The truth is that this doesn’t work. While this content will be serviceable and will certainly do the job, remember that your aim here is to create content that people will seek out over others. The aim is to create content that is so well written that people want to bookmark your page.
And this really comes down to you making really interesting and unique points. Every piece of content – just like any good product – should have a USP. A Unique Selling Point. Why would someone choose to read this piece of content over any other? Normally it comes down to the fact that you have something really fresh and unique to say.
And how do you ensure you have something fresh and unique to say? Simple: you know and love the topic so much that you’re able to research and pick out new and unique points. And when someone else who loves the topic sees you have something new to say, they’ll hopefully click on your link.
Conversely though, if all you are doing is rehashing old content and writing uninspired articles that have been written hundreds of times before, then you just aren’t going to inspire anyone to click.
There’s more to it than that though too. Creating stunning images to go with the written content for instance is also important. This helps not only to elevate the writing on the page, but also to demonstrate your creative skills and raise the first impression for those landing on the page (retaining your audience this way is one of the biggest objectives and challenges of content marketing).

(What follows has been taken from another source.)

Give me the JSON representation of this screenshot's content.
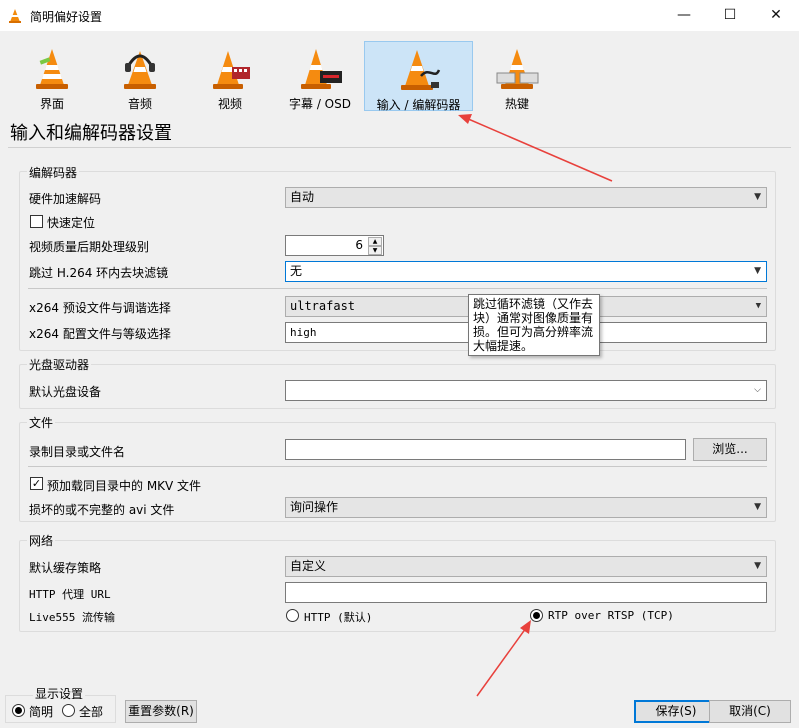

In terms of length, Google now states that it prefers longer content. That means content that is 800-2,000 words long. Links out to useful resources are recommended and if possible, the objective is for your content to become a ‘resource’ post on the subject matter that it is addressing. All this should be part of your Content Strategy.